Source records
————————

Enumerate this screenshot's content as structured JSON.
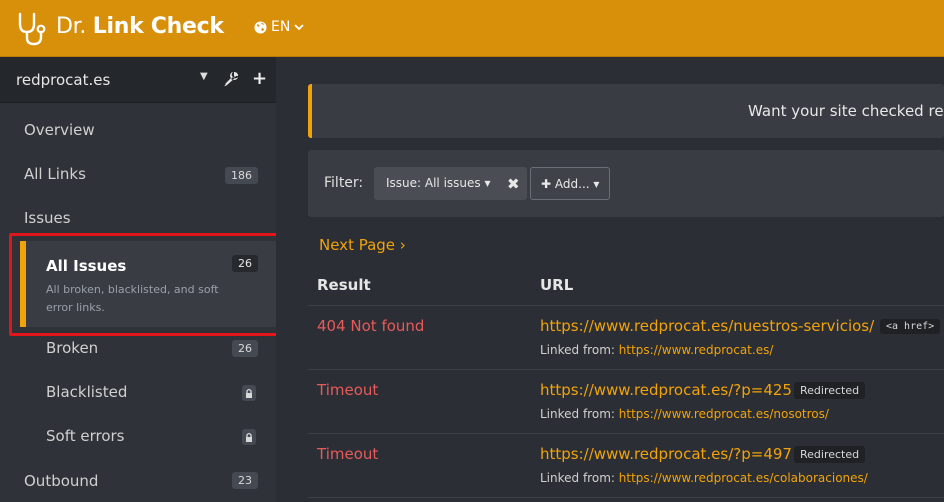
{
  "header": {
    "brand_prefix": "Dr.",
    "brand_strong": "Link Check",
    "language": "EN",
    "accent_color": "#d8900a"
  },
  "sidebar": {
    "site": "redprocat.es",
    "nav": {
      "overview": "Overview",
      "all_links": {
        "label": "All Links",
        "count": "186"
      },
      "issues": "Issues",
      "all_issues": {
        "label": "All Issues",
        "count": "26",
        "description": "All broken, blacklisted, and soft error links."
      },
      "broken": {
        "label": "Broken",
        "count": "26"
      },
      "blacklisted": {
        "label": "Blacklisted"
      },
      "soft_errors": {
        "label": "Soft errors"
      },
      "outbound": {
        "label": "Outbound",
        "count": "23"
      }
    }
  },
  "main": {
    "banner_text": "Want your site checked reg",
    "filter": {
      "label": "Filter:",
      "chip": "Issue:  All issues",
      "add": "Add..."
    },
    "next_page": "Next Page ›",
    "columns": {
      "result": "Result",
      "url": "URL"
    },
    "linked_from_label": "Linked from:",
    "rows": [
      {
        "result": "404 Not found",
        "url": "https://www.redprocat.es/nuestros-servicios/",
        "tag": "<a href>",
        "linked_from": "https://www.redprocat.es/"
      },
      {
        "result": "Timeout",
        "url": "https://www.redprocat.es/?p=425",
        "tag": "Redirected",
        "linked_from": "https://www.redprocat.es/nosotros/"
      },
      {
        "result": "Timeout",
        "url": "https://www.redprocat.es/?p=497",
        "tag": "Redirected",
        "linked_from": "https://www.redprocat.es/colaboraciones/"
      }
    ]
  }
}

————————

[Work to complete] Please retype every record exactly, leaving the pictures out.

[Answer to this task]
Enumerate this screenshot's content as structured JSON.
{
  "header": {
    "brand_prefix": "Dr.",
    "brand_strong": "Link Check",
    "language": "EN",
    "accent_color": "#d8900a"
  },
  "sidebar": {
    "site": "redprocat.es",
    "nav": {
      "overview": "Overview",
      "all_links": {
        "label": "All Links",
        "count": "186"
      },
      "issues": "Issues",
      "all_issues": {
        "label": "All Issues",
        "count": "26",
        "description": "All broken, blacklisted, and soft error links."
      },
      "broken": {
        "label": "Broken",
        "count": "26"
      },
      "blacklisted": {
        "label": "Blacklisted"
      },
      "soft_errors": {
        "label": "Soft errors"
      },
      "outbound": {
        "label": "Outbound",
        "count": "23"
      }
    }
  },
  "main": {
    "banner_text": "Want your site checked reg",
    "filter": {
      "label": "Filter:",
      "chip": "Issue:  All issues",
      "add": "Add..."
    },
    "next_page": "Next Page ›",
    "columns": {
      "result": "Result",
      "url": "URL"
    },
    "linked_from_label": "Linked from:",
    "rows": [
      {
        "result": "404 Not found",
        "url": "https://www.redprocat.es/nuestros-servicios/",
        "tag": "<a href>",
        "linked_from": "https://www.redprocat.es/"
      },
      {
        "result": "Timeout",
        "url": "https://www.redprocat.es/?p=425",
        "tag": "Redirected",
        "linked_from": "https://www.redprocat.es/nosotros/"
      },
      {
        "result": "Timeout",
        "url": "https://www.redprocat.es/?p=497",
        "tag": "Redirected",
        "linked_from": "https://www.redprocat.es/colaboraciones/"
      }
    ]
  }
}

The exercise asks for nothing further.